So many more experiences…some I don’t care to face, even in my own mind. Years have passed and I have stuffed those memories away in a safe place. Physical, sexual, and psychological abuse.
When my kids were in grade school, the priest scandal was exposed. I was sickened. Disgusted. Hurt. I found out that my Diocese assigned our then-Pastor to the Parish, after it was known that he was a child mollester. I finally found my voice and sent a scathing letter to the Archdiocese. He was removed, but I’m sure my letter had nothing to do with it. Those scandals continue. Men in authority, preying on innocents that are too afraid to speak. Like me.
Authority figures. Police. Respect them?
I don’t pretend to know all of the exact details in every case of these all-too-common altercations that are plastered all over the news and social media. I can’t fathom the intensity of the situations surrounding some of the incidents, and the “in the moment” decisions that forever change the lives of those involved.

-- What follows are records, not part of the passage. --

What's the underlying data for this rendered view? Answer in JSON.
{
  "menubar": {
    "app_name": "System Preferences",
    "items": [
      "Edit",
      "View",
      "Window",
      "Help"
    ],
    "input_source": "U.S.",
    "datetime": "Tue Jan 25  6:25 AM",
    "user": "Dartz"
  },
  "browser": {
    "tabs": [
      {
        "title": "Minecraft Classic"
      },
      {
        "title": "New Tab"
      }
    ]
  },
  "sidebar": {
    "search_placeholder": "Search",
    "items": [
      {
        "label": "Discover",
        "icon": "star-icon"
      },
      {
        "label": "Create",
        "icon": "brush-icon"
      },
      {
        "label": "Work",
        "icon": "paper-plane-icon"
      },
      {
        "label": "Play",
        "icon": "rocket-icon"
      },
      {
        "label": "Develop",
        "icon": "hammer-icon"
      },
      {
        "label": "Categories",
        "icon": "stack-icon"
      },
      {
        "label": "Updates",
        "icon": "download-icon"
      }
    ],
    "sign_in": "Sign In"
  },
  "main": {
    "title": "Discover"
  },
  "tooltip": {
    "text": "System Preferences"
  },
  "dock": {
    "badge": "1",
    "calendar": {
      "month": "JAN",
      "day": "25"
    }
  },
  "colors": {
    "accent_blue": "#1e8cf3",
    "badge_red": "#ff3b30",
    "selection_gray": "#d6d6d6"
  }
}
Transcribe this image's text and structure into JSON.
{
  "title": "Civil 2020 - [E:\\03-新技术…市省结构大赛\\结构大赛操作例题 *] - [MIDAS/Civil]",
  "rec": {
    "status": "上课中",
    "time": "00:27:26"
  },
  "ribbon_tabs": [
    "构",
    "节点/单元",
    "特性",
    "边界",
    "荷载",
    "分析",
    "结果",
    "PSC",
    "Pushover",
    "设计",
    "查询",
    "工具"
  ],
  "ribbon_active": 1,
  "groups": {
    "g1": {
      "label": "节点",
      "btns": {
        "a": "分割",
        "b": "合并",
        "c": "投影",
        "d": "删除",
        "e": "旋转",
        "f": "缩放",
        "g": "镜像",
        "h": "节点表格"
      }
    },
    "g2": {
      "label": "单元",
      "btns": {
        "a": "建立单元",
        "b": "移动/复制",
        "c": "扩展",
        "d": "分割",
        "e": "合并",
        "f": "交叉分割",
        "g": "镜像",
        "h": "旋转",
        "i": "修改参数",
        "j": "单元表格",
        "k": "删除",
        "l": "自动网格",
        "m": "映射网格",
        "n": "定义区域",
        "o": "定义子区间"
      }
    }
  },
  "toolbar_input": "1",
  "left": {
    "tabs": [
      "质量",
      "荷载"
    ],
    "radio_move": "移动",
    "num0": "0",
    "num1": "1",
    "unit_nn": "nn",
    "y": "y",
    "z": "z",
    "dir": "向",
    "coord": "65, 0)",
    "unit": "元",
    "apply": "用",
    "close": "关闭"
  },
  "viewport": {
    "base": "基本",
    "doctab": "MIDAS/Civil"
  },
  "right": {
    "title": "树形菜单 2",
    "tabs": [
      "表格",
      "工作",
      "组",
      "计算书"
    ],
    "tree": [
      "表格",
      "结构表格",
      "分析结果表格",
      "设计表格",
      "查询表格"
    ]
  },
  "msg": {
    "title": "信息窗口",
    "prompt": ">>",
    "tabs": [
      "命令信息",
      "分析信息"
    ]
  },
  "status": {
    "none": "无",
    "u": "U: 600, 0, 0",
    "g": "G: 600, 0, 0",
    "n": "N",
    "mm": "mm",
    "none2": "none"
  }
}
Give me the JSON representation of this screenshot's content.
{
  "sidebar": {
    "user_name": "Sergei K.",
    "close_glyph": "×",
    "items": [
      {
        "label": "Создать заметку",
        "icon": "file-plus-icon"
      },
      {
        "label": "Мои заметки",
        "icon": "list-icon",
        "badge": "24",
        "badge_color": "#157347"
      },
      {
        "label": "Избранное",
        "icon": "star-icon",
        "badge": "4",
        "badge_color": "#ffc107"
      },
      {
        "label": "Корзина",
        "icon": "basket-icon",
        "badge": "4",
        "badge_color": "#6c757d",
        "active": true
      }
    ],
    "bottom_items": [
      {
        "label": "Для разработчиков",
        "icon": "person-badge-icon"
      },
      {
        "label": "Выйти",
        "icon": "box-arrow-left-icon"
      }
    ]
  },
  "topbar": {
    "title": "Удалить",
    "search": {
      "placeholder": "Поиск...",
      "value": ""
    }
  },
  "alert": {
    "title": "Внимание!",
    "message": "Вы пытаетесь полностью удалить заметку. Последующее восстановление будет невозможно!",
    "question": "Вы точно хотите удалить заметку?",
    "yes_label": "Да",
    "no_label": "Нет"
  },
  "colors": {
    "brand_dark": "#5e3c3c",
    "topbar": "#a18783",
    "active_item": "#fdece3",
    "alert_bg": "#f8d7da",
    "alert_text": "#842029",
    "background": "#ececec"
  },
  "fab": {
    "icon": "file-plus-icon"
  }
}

I am NOT the person to give judgement or advice, but I am the person who now has a voice.
I weep for the dead. I weep for the families on both sides. I weep for America, where it’s assumed that if you support ONE cause, you HATE another. I am angered that the color of your skin determines how you are treated. I hate that an innocent man, obeying the “rules” at a simple traffic stop, is shot at point blank range and dies in front of his girlfriend and a child, for simply reaching for his wallet. I hate that our black community has to walk on eggshells and even when they do, they risk getting SHOT AT BY OUR WHITE COPS! Can I say that any louder?
To the black community: Please hear me. I am with you. Will you accept my support, even though I am what is considered to be a “Privileged white”?
To police officers everywhere: Please be careful. Please be well trained. Please be smart. Please DON’T BE RASIST! Please be the authority we can all respect, once again.
I am enraged that white police around the country are now targets for the mere fact that they are wearing a uniform. The police in Dallas had NOTHING to do with the events in Minnesota and Louisiana. The only thing they shared was a badge. And now 5 are dead. This is all wrong. WRONG! We live in America and for God’s sake, this is 2016! Why all the hate? Why all the racism? Why all the fear? STOP IT! You can’t justify ANY killing as retaliation for another.
I am sickened to my core that the world is full of hate and mistrust, and that people can’t walk safely down the streets of our cities, without the imminent threat of violence. I hate that people feel the need to carry guns on their bodies, to protect themselves. I hate that when I enter a building, I make sure to know where every possible exit is, in case some crazed person with a gun starts shooting. I hate that every time I enter a public place where there is a crowd, I fear that something terrible might happen.
How does this end? I don’t know. I can’t fix this. YOU can’t fix this. Authorities can’t fix this. I naively want to return to that corny post card time, and ride my bike wherever I want, without fear. Don’t you?